could,--I did what I could,--say no more, say no more."

And as the year passed by, she and her husband taught the poor people

how, if they would only plant the maize, they could have all they wanted

in the winter, and if they planted the roots of the ulloco, and the oca,

and the mashua, and the potato, they would have all they needed of them;

how they might make long fish-ways for the fish, and pitfalls for the

llama. And they learned the language of the poor people, and taught them

the language to which they themselves were born. And year by year their

homes grew neater and more cheerful. And year by year the children were

stronger and better. And year by year the world in that part of it was

more and more subdued to the will and purpose of a good God. And

whenever Manco, Oello's husband, was discouraged, she always said, "We

will do the best we can," and always it proved that that was all that a

good God wanted them to do.

It was from the truth and steadiness of those two people, Manco and

Oello, that the great nation of Peru was raised up from a horde of

savages, starving in the mountains, to one of the most civilized and

happy nations of their times. Unfortunately for their descendants, they

did not learn the use of iron or gunpowder, so that the cruel Spaniards

swept them and theirs away. But for hundreds of years they lived

peacefully and happily,--growing more and more civilized with every

year, because the young Oello and her husband Manco had done what they

could for them.

They did not know much. But what they knew they could do. They were not,

so far as we know, skilful in talking. But they were cheerful in acting.

They did not hide their light under a bushel. They made it shine on all

that came around.

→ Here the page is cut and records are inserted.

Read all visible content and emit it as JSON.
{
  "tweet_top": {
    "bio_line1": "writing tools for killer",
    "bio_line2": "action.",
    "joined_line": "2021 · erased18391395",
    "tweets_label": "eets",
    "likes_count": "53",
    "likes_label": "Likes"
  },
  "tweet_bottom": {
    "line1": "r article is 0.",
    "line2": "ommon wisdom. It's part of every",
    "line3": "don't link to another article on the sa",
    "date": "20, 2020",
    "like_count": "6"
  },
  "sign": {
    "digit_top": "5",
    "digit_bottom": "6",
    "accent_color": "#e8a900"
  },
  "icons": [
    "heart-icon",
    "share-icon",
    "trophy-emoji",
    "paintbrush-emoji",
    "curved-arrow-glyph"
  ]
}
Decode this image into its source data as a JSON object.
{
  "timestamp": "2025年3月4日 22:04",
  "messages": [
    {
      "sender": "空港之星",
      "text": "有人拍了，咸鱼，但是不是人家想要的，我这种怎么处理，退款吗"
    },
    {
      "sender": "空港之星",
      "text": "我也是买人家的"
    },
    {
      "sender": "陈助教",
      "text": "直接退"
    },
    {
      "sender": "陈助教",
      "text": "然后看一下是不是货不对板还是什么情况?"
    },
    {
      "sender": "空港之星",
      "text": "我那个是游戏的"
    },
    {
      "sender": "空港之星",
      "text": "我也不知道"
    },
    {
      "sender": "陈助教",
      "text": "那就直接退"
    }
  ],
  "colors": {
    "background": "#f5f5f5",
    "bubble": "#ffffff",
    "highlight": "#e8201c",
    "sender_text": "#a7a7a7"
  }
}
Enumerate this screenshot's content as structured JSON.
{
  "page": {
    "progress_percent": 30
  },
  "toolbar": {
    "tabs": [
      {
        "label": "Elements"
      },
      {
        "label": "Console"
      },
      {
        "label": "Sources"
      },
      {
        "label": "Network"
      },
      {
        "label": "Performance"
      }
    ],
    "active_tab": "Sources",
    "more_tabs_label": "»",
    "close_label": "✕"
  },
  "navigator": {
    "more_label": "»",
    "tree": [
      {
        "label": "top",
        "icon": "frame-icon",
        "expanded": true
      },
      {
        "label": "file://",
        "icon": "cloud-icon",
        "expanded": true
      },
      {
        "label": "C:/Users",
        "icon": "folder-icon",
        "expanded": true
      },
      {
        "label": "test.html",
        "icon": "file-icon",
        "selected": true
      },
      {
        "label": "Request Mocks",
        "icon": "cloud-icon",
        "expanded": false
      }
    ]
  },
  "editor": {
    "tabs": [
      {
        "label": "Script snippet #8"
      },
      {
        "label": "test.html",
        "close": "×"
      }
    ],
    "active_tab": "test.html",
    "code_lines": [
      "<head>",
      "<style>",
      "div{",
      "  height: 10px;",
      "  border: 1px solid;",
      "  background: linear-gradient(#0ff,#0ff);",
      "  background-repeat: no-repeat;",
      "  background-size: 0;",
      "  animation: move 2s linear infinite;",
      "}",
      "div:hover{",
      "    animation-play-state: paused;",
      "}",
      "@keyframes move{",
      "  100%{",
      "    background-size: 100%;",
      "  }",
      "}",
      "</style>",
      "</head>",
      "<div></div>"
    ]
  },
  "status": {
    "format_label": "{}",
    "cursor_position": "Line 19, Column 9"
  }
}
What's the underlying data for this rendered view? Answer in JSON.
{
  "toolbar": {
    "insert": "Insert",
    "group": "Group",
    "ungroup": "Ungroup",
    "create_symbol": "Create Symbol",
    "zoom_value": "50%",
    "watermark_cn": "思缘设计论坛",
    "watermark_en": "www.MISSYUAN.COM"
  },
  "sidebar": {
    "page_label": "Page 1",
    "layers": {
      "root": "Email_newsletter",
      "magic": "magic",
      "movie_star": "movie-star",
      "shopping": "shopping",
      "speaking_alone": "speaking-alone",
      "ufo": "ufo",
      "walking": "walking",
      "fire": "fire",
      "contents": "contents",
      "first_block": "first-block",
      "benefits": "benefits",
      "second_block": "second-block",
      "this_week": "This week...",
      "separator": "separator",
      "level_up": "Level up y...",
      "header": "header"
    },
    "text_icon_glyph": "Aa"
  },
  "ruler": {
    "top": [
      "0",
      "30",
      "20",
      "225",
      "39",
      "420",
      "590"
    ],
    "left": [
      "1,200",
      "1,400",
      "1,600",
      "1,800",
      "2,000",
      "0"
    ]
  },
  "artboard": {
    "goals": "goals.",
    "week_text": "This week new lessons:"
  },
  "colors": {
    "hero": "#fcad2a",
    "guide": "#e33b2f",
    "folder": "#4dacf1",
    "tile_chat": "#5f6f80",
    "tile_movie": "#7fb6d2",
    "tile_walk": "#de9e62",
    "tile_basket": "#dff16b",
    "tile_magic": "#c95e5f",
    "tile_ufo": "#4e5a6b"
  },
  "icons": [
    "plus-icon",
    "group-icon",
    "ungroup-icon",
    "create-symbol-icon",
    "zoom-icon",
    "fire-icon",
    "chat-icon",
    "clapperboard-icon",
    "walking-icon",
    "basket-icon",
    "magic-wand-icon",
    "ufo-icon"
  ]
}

Their duties were the humblest, only making a fire in

the morning, cleaning potatoes and cooking them, spinning, braiding,

twisting, and weaving. This was the best Oello could do. She did that,

and in doing it she reared an empire. We can contrast her life with that

of the savages around her. As we can see a drop of blood when it falls

into a cup of water, we can see how that one life swayed theirs. If she

had lived among her kindred, and done at home these simple things, we

should never have heard her name. But none the less would she have done

them. None the less, year in and year out, century in and century out,

would that sweet, loving, true, unselfish life have told in God's

service. And he would have known it, though you and I--who are we?--had

never heard her name!

Forgotten! do not ever think that anything is forgotten!